== Records supplied ==
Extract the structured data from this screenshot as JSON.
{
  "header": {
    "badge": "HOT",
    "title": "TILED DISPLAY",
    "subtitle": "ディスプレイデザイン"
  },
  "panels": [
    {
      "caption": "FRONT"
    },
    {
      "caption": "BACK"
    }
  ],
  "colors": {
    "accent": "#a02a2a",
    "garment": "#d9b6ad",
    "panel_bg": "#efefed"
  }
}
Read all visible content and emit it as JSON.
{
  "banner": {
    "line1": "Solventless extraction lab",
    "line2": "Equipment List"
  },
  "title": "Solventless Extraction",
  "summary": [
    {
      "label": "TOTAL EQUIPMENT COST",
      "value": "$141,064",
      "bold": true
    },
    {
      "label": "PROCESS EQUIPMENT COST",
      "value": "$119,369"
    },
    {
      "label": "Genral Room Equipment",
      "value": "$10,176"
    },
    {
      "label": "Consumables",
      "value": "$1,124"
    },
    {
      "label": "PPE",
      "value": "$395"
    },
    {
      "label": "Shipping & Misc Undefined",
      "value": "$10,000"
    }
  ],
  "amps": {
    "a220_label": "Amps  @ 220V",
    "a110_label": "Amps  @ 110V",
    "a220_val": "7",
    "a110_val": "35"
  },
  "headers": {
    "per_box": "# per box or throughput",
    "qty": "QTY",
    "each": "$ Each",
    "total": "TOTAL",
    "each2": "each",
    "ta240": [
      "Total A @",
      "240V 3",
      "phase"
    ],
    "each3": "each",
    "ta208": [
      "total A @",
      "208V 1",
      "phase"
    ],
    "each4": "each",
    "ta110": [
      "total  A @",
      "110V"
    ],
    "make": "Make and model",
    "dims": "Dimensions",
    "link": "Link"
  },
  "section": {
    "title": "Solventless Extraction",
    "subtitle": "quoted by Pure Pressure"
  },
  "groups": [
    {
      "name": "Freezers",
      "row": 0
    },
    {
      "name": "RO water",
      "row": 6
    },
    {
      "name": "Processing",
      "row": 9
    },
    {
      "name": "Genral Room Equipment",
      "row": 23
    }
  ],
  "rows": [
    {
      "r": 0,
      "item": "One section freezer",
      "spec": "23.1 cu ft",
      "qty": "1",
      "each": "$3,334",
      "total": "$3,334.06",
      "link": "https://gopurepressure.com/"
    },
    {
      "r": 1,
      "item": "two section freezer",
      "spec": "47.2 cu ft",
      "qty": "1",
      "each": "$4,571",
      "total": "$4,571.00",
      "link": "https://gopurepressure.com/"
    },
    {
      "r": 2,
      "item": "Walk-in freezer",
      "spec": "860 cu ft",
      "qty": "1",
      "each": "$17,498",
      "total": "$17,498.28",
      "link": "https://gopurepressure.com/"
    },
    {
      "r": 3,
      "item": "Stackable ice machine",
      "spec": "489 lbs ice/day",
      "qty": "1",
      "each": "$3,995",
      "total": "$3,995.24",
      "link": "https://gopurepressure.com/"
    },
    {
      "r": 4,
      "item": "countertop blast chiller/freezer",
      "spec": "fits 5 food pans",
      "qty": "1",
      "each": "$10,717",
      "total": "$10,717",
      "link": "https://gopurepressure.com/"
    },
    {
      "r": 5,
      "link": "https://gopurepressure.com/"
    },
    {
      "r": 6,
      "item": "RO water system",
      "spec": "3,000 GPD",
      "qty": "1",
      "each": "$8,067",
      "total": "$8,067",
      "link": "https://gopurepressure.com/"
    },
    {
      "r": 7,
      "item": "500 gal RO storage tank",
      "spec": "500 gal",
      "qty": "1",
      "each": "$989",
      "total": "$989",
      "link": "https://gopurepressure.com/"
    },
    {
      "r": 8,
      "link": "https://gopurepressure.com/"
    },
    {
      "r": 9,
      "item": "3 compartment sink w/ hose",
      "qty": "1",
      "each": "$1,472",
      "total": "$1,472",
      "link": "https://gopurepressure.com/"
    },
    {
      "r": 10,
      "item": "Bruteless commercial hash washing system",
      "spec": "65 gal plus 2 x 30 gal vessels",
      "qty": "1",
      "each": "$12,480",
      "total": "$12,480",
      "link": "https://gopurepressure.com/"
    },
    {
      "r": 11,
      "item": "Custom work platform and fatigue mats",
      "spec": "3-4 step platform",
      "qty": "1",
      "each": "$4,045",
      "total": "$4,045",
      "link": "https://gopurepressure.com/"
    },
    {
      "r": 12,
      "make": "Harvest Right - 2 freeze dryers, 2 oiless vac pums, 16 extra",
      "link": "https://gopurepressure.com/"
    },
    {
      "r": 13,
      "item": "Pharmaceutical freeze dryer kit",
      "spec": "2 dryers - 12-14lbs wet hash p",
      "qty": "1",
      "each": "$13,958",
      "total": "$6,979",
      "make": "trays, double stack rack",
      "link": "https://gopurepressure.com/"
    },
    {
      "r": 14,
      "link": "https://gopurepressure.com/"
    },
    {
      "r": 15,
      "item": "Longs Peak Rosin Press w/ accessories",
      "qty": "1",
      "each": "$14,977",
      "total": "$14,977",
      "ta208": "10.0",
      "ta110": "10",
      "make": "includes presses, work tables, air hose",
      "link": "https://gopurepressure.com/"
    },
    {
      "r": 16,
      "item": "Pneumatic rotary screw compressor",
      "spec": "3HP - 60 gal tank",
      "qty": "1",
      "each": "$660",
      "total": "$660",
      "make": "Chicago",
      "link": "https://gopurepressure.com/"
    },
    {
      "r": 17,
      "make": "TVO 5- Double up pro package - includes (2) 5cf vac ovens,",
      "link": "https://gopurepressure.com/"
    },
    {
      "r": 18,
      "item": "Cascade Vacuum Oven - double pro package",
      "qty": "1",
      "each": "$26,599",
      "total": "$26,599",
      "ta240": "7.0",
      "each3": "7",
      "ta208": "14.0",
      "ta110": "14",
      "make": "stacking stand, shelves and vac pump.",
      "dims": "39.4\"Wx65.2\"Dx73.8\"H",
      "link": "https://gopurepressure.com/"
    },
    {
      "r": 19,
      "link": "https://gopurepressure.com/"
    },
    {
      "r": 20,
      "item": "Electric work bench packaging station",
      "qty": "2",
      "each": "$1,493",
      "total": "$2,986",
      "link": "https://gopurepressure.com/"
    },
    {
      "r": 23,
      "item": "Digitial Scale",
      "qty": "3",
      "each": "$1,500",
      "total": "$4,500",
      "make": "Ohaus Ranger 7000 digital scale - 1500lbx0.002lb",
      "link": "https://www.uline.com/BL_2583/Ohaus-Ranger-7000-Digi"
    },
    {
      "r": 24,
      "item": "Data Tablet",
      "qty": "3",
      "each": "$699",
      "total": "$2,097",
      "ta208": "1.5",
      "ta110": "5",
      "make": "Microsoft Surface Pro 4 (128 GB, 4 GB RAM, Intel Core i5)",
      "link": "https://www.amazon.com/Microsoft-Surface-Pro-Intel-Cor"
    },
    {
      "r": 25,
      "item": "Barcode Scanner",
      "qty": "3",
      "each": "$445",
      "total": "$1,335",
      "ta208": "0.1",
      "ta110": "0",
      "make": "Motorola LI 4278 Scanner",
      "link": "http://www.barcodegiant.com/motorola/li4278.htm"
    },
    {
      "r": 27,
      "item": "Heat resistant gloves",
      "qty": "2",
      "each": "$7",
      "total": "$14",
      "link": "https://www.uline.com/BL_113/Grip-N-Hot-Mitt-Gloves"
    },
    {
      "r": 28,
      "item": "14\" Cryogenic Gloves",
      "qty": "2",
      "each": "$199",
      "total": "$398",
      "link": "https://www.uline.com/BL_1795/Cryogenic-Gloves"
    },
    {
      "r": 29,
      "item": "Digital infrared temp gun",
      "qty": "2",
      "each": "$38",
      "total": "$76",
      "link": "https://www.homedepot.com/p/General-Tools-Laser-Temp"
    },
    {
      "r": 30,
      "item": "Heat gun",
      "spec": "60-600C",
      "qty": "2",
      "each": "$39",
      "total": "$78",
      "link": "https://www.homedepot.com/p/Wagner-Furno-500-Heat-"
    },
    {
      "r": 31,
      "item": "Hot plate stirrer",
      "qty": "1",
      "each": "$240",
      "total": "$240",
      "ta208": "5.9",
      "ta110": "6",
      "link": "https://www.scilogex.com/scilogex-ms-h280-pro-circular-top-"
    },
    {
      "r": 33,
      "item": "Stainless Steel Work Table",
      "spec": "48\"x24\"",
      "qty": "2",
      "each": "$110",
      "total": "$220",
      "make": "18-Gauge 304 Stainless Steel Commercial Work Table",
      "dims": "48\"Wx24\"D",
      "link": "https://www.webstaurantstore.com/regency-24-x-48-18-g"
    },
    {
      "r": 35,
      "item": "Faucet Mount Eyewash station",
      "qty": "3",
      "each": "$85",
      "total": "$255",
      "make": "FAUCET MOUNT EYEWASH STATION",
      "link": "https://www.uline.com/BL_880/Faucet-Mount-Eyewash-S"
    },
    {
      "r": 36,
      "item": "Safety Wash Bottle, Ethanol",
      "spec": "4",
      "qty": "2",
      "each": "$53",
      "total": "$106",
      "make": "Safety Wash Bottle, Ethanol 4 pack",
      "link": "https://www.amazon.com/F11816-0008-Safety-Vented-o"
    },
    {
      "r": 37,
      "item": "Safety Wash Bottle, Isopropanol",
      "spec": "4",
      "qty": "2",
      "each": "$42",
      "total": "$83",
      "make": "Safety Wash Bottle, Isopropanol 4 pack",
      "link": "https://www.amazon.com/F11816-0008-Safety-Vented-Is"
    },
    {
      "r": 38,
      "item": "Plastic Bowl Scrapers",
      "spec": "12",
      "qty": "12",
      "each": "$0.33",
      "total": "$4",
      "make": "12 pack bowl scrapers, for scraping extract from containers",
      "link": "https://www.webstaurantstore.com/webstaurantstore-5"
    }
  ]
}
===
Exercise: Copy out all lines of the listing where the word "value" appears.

Written answer:
      "value": "$141,064",
      "value": "$119,369"
      "value": "$10,176"
      "value": "$1,124"
      "value": "$395"
      "value": "$10,000"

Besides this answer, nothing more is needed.